EDITH I guess it's possible. I mean, I have a clear view of your unit from the office, but they could've snuck in when I was restocking the candy machine. My niece was supposed to be watching the front desk, but I have no idea where she is. The sheriff said he'd be sending a car by ... Is there anything I can do for you? Unfortunately I can't offer you a hot meal, but our vending options are quite good if I do say so myself.


Excerpted from The Metal Children by Adam Rapp. Copyright © 2010 Adam Rapp. Excerpted by permission of Faber and Faber, Inc..
All rights reserved. No part of this excerpt may be reproduced or reprinted without permission in writing from the publisher.
Excerpts are provided by Dial-A-Book Inc. solely for the personal use of visitors to this web site.

Table of Contents


Table of Contents,
Title Page,
Act I,
Scene 1,
Scene 2,
Scene 3,
Act II,
Scene 1,
Scene 2,
Scene 3,
Scene 4,
Scene 5,
Other Works by Adam Rapp,
Adam Rapp - The Metal Children,
Praise For the Plays of Adam Rapp,
Copyright Page,

Customer Reviews

Most Helpful Customer Reviews

See All Customer Reviews

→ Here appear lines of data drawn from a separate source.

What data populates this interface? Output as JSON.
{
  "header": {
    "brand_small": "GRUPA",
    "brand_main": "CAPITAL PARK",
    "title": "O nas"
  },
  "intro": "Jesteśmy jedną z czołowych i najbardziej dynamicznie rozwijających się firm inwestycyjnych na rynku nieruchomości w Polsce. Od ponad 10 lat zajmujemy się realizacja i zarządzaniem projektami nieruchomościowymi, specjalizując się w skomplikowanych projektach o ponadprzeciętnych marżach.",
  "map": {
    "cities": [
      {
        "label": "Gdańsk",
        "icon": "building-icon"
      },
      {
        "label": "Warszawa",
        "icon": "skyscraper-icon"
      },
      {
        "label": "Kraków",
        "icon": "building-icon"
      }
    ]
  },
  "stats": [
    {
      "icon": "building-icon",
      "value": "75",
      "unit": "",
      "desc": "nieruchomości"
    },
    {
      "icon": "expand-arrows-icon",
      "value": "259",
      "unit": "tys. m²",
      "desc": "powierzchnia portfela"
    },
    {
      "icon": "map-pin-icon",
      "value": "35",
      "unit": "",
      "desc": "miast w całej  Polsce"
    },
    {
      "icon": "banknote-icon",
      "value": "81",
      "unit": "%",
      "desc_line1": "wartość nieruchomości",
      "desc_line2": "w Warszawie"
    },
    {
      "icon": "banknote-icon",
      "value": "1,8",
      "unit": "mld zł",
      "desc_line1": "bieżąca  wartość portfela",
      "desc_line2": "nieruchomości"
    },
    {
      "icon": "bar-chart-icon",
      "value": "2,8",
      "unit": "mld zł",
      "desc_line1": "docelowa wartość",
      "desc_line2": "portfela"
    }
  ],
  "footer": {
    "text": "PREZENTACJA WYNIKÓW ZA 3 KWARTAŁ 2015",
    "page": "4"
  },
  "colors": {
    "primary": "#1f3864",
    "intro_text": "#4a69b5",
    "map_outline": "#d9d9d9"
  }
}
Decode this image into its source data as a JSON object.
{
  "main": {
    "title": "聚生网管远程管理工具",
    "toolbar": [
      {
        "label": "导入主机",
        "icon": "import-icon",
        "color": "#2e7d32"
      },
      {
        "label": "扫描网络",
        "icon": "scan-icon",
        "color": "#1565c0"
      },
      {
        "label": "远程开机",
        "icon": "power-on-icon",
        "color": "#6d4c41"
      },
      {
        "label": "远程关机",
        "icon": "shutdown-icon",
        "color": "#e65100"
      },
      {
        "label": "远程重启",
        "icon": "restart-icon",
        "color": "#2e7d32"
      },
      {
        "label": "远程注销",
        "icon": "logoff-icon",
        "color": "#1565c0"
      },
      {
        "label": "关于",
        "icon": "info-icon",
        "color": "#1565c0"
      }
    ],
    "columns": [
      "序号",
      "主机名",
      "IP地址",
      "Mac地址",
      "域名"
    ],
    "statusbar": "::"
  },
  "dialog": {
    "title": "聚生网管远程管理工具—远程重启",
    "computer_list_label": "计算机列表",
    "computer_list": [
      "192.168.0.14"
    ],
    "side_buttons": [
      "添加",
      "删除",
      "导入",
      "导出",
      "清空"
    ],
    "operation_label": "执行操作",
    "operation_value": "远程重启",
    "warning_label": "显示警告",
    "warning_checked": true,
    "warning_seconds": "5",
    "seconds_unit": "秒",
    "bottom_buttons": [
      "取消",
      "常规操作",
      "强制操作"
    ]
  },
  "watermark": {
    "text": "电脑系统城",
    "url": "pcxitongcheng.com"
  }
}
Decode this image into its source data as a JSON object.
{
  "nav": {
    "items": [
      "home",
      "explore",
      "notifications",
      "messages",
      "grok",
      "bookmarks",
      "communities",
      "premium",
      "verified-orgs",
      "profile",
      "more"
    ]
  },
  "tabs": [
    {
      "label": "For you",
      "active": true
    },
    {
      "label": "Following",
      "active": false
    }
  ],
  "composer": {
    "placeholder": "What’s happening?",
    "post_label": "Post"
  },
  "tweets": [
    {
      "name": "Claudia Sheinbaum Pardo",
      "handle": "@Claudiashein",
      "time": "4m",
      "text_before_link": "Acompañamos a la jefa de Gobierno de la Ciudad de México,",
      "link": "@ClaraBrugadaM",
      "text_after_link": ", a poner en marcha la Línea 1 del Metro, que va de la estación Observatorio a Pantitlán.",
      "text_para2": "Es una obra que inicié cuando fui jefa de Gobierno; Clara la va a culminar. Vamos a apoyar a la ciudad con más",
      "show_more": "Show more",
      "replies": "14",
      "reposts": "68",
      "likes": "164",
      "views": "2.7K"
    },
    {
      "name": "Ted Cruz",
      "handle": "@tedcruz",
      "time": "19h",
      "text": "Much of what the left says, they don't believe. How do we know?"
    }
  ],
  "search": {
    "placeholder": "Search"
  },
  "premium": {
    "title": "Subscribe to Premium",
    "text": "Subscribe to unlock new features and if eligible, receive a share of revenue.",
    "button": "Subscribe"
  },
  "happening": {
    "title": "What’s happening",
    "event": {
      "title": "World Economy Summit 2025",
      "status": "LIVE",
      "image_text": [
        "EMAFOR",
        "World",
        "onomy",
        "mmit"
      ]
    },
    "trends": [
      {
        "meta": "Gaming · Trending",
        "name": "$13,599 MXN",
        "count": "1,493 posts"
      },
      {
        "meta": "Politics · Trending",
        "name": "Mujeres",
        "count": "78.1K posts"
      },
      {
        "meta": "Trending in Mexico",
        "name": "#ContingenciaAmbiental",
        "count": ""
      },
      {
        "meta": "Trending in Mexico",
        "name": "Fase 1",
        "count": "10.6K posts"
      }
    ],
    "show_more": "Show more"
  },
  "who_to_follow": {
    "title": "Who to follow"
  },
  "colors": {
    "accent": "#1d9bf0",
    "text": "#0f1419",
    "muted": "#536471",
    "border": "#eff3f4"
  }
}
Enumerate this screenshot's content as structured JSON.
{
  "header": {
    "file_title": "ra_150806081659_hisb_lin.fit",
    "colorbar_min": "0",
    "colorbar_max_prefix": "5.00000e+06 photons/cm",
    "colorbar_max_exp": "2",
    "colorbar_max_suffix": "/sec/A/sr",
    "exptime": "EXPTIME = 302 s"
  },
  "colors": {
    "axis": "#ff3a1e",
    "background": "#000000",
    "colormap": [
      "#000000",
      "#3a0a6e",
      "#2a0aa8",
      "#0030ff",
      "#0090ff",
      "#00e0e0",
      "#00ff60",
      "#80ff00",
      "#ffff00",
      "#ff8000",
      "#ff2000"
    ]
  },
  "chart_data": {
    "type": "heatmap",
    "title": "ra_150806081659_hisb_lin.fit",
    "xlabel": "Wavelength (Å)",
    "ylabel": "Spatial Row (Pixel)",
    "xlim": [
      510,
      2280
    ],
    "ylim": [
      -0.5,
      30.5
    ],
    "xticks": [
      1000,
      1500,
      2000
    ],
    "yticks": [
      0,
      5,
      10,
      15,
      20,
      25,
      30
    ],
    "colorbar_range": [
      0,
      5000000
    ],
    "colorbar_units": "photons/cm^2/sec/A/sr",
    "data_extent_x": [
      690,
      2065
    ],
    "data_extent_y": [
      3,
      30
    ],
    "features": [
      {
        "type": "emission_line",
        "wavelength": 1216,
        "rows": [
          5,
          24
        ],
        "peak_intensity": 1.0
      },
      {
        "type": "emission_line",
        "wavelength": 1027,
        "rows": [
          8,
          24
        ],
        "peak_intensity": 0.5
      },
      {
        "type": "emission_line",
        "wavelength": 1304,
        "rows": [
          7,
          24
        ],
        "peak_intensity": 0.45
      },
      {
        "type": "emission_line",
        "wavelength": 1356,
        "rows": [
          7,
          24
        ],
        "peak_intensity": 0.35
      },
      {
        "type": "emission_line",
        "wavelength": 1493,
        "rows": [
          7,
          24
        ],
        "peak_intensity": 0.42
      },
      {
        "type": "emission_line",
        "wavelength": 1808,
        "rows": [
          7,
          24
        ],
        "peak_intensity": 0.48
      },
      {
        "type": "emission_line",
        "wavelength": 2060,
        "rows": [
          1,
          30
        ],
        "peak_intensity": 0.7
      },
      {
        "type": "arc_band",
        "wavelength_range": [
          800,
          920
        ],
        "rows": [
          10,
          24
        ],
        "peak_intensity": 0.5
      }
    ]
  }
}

The Metal Children 3 out of 5 based on 0 ratings. 2 reviews.
bugeyemonster More than 1 year ago
Had to read this for a class. Caused some interesting discussion about raising children with a bunch of kids that are children themselves. Anyway the play was complete tripe. Cliche and simple. The only redeeming factor is it was mercifully short.
veronicajoy More than 1 year ago
Adam Rapp's The Metal Children is absolutely brilliant! It is a wonderful portrayl of the controversies surrounding censorship, genre, and writer/reader responsibilities. Rapp writes with a flow that swims from one beat to the next, allowing the reader to effortlessly move throughout the pages. I want to see it a hundred times and read it a thousand more!